*** Opening of Exercise materials ***
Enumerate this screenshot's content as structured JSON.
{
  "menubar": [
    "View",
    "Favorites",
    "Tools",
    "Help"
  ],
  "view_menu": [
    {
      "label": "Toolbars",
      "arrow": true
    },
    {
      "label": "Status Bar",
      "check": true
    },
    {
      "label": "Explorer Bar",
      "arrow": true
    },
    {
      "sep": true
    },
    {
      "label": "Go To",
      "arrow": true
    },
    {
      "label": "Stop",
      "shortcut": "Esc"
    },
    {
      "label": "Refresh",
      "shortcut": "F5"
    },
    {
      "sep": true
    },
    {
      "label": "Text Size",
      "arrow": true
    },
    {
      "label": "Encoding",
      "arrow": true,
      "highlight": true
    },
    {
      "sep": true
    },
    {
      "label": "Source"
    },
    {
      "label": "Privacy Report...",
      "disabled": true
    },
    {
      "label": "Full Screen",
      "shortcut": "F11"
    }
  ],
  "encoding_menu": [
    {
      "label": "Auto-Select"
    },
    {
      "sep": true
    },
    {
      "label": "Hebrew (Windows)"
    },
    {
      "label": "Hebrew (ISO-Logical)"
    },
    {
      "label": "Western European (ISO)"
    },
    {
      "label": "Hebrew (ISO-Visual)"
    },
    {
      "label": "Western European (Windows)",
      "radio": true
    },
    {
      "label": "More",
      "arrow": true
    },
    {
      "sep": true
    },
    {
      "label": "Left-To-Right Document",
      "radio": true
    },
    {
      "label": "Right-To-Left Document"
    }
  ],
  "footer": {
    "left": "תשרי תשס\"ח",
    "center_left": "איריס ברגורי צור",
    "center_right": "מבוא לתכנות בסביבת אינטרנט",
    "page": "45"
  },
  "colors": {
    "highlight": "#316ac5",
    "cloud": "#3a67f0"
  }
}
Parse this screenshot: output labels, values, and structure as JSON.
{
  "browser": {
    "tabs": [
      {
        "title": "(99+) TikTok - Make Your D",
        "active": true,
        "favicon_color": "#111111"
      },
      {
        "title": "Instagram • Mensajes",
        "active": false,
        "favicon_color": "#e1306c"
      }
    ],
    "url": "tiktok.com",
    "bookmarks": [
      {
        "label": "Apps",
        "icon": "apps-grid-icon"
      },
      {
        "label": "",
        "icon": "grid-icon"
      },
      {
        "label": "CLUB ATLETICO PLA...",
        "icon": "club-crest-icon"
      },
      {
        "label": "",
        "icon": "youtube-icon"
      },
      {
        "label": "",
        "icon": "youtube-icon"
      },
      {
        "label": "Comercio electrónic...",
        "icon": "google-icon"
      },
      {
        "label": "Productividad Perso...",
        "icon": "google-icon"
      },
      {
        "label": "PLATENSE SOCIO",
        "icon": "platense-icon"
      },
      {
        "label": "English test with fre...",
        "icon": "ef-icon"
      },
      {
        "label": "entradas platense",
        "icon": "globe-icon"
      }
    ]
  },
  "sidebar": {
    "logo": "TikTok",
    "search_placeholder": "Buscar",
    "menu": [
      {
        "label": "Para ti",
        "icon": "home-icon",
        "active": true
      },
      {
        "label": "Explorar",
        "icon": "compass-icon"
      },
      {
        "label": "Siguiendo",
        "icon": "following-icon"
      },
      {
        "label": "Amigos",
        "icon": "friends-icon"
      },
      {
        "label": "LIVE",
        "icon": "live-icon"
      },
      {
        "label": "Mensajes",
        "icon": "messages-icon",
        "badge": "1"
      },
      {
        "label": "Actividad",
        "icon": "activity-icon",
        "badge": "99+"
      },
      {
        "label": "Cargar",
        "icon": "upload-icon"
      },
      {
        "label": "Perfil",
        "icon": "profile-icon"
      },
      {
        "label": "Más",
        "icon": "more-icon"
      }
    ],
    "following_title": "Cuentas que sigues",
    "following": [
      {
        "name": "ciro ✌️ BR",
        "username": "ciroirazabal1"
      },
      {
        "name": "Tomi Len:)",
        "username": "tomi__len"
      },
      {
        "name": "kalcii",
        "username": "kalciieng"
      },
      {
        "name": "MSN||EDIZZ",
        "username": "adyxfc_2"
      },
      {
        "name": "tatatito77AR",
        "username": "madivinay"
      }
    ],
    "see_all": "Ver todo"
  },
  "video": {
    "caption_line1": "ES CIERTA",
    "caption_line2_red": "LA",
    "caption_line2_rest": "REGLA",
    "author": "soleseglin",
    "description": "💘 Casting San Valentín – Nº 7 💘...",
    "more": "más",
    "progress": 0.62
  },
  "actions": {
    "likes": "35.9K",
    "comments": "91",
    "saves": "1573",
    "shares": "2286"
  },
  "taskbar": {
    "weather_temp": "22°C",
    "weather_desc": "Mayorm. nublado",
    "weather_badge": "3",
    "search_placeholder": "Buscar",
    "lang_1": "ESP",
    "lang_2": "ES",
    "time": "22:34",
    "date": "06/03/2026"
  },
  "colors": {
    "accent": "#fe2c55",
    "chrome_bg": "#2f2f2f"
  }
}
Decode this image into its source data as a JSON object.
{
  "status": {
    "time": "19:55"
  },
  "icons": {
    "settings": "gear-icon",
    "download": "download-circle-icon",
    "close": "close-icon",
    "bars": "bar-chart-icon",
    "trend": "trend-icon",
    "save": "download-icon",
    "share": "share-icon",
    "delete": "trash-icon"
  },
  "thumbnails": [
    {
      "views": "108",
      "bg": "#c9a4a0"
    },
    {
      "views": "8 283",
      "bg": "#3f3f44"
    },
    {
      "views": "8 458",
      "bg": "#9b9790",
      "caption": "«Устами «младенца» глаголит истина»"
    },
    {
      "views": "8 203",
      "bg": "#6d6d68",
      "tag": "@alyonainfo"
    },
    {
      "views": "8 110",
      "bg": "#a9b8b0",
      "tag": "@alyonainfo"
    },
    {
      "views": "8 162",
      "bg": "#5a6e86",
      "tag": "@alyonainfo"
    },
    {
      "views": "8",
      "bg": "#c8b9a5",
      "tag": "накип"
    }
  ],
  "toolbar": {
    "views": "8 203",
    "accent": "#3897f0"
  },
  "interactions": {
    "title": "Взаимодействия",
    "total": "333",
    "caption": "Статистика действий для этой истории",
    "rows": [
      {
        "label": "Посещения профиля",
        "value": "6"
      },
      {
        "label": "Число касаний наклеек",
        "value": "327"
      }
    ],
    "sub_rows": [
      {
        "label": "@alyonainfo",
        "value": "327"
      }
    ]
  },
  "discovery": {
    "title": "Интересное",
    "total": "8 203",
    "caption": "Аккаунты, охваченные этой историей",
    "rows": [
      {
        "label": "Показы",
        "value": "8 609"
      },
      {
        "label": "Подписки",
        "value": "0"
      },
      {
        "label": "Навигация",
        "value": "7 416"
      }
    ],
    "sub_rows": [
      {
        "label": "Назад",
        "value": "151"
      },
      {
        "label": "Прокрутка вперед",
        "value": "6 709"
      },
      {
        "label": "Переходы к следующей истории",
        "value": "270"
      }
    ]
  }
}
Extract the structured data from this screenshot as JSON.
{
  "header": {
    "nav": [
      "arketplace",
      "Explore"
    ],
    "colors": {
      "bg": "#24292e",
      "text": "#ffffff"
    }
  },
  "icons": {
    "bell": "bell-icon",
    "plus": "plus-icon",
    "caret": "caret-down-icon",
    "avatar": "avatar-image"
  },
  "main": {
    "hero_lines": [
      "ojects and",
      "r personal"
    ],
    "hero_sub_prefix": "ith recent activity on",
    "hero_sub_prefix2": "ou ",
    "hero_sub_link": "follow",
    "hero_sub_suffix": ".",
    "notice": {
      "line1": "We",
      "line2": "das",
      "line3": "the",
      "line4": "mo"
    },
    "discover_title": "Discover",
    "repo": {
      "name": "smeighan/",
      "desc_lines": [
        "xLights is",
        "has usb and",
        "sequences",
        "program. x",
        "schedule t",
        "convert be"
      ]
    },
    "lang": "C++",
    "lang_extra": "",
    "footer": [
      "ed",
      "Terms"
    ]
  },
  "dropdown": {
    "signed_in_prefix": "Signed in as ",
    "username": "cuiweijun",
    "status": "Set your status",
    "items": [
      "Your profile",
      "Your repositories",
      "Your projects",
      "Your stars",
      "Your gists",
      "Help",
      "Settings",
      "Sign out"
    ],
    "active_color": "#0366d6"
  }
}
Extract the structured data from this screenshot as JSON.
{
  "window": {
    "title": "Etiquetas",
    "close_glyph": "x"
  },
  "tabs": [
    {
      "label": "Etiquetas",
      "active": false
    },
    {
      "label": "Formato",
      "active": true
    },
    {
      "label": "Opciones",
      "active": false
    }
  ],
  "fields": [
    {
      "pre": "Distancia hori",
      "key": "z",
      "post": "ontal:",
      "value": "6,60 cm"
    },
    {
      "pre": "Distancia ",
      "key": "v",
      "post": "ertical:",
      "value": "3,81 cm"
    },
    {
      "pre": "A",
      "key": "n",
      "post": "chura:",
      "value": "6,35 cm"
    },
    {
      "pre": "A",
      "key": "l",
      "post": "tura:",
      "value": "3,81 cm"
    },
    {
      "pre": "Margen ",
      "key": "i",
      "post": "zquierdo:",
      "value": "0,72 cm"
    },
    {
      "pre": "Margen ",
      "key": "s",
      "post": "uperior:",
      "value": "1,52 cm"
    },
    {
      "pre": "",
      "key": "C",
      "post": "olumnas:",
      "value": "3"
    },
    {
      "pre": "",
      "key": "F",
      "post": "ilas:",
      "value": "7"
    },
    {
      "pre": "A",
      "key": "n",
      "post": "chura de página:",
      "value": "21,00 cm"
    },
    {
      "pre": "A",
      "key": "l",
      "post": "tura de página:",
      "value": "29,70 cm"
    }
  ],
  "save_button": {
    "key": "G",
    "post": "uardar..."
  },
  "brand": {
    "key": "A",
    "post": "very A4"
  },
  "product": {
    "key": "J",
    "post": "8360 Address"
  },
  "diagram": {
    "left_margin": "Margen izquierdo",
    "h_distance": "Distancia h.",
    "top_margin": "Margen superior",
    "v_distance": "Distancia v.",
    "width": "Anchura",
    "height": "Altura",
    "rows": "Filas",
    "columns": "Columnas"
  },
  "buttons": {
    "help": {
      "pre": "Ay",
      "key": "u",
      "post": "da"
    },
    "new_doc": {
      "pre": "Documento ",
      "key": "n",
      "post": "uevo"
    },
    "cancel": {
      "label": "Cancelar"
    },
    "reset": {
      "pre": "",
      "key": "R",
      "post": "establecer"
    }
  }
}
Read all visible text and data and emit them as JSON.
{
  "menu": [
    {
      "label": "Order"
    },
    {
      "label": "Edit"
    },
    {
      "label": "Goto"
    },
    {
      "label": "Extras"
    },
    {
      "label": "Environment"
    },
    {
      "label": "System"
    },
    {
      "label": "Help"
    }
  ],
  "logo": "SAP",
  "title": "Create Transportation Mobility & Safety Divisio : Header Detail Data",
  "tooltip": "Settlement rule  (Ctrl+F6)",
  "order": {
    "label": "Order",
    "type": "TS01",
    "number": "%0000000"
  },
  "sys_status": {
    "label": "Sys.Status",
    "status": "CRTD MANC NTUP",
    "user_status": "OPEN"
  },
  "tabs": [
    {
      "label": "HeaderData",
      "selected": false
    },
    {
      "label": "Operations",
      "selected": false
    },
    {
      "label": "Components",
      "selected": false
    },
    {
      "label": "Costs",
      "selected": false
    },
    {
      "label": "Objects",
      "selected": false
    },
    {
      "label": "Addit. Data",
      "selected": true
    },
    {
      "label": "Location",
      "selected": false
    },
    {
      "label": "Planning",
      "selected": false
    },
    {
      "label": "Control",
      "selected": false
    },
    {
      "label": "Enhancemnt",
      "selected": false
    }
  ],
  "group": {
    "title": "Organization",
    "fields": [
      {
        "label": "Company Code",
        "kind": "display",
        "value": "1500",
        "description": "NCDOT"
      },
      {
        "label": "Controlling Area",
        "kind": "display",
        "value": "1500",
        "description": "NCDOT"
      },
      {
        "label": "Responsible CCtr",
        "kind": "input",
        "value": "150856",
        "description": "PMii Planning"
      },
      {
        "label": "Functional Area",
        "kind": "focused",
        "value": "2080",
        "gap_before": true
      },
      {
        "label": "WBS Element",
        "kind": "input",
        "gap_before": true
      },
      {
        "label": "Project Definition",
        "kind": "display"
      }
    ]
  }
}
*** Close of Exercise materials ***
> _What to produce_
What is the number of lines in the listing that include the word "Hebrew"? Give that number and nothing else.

> _Answer section_
3